Almost everyone knows you can tear off and re-join tabs in Chrome, but it also supports powerful docking features that are quite useful, especially on Windows XP and Vista (which lacks the window manager refinements of Windows 7).

The most useful feature probably is the ability to drag a tab to the middle of the left or right edge of the browser window (as shown below) and have the windows arrange themselves into a vertically-split view that’s ideal for side-by-side comparisons.

Drag tab to the middle of the left or right edges of the browser window Vertically split Chrome windows side-by-side

There are more docking positions listed on Chrome’s help pages.


Ann Nixon Cooper is 106 years old.

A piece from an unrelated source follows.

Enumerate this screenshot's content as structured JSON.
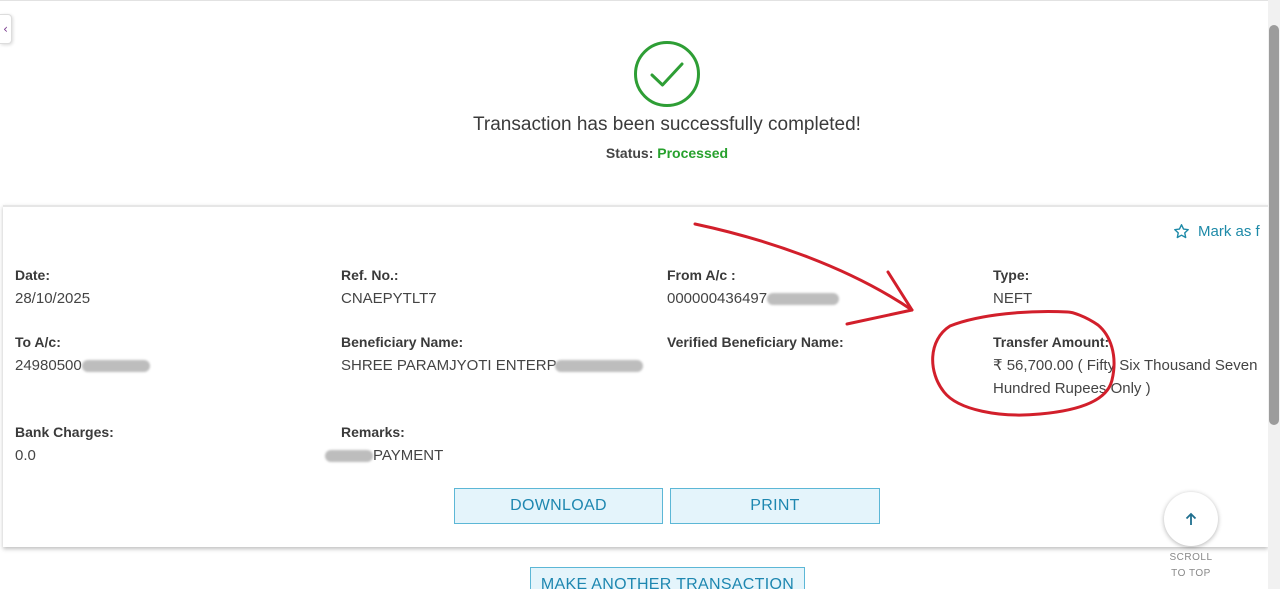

She was born just a generation past slavery; a time when there were no cars on the road or planes in the sky; when someone like her couldn’t vote for two reasons – because she was a woman and because of the color of her skin. … She was there for the buses in Montgomery, the hoses in Birmingham, a bridge in Selma, and a preacher from Atlanta who told a people that ‘We Shall Overcome.’

A man touched down on the moon, a wall came down in Berlin, a world was connected by our own science and imagination.  And this year, in this election, she touched her finger to a screen, and cast her vote, because after 106 years in America, through the best of times and the darkest of hours, she knows how America can change.

America, we have come so far.  We have seen so much.  But there is so much more to do.”